| TASK BRIEF |
What lines of the data below hold the string "icon"? Copy each one.

| INFORMATION SHOWN |
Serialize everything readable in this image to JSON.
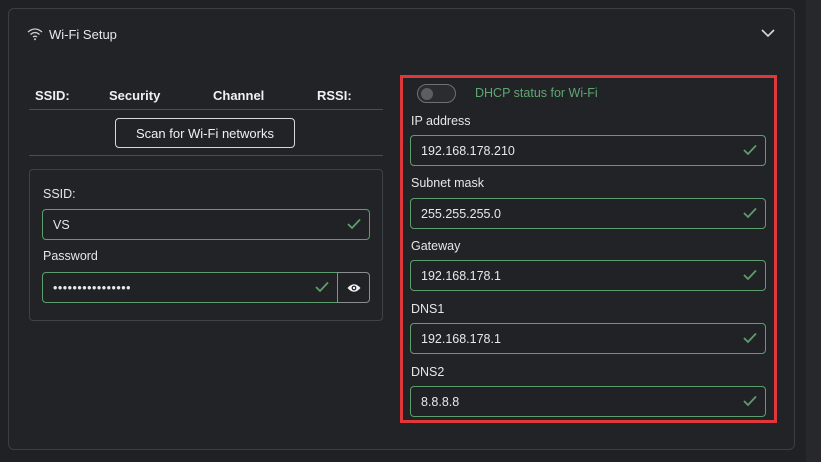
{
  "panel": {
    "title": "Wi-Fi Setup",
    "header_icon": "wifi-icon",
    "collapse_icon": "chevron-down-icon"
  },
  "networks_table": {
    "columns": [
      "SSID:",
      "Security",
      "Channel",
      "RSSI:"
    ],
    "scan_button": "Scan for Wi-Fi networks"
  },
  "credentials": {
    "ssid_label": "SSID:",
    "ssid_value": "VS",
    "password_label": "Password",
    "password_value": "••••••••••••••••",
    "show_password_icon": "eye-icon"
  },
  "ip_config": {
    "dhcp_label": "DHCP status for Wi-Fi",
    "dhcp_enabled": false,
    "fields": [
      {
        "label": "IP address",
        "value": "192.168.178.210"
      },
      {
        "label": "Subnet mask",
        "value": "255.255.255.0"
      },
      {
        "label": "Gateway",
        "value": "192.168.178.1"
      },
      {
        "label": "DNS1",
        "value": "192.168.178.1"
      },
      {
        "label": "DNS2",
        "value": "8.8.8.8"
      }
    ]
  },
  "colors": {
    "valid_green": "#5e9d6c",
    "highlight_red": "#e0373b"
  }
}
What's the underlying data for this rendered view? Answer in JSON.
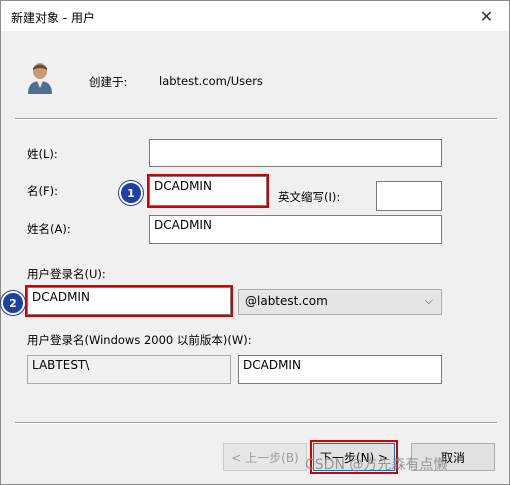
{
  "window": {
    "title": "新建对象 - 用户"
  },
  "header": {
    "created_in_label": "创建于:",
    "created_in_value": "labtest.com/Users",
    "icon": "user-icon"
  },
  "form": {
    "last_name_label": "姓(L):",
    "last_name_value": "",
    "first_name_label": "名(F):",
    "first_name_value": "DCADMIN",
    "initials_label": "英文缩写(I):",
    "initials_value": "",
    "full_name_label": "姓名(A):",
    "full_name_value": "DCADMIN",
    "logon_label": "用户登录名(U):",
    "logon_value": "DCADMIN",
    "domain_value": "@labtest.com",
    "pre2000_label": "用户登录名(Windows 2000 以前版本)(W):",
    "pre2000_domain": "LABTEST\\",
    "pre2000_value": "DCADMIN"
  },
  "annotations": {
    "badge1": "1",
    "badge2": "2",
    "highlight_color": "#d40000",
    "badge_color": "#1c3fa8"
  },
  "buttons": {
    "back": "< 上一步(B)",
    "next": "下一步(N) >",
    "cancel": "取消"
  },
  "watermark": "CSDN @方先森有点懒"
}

| RESULT FOR THIS TASK |
    "header_icon": "wifi-icon",
    "collapse_icon": "chevron-down-icon"
    "show_password_icon": "eye-icon"
    "icon": "user-icon"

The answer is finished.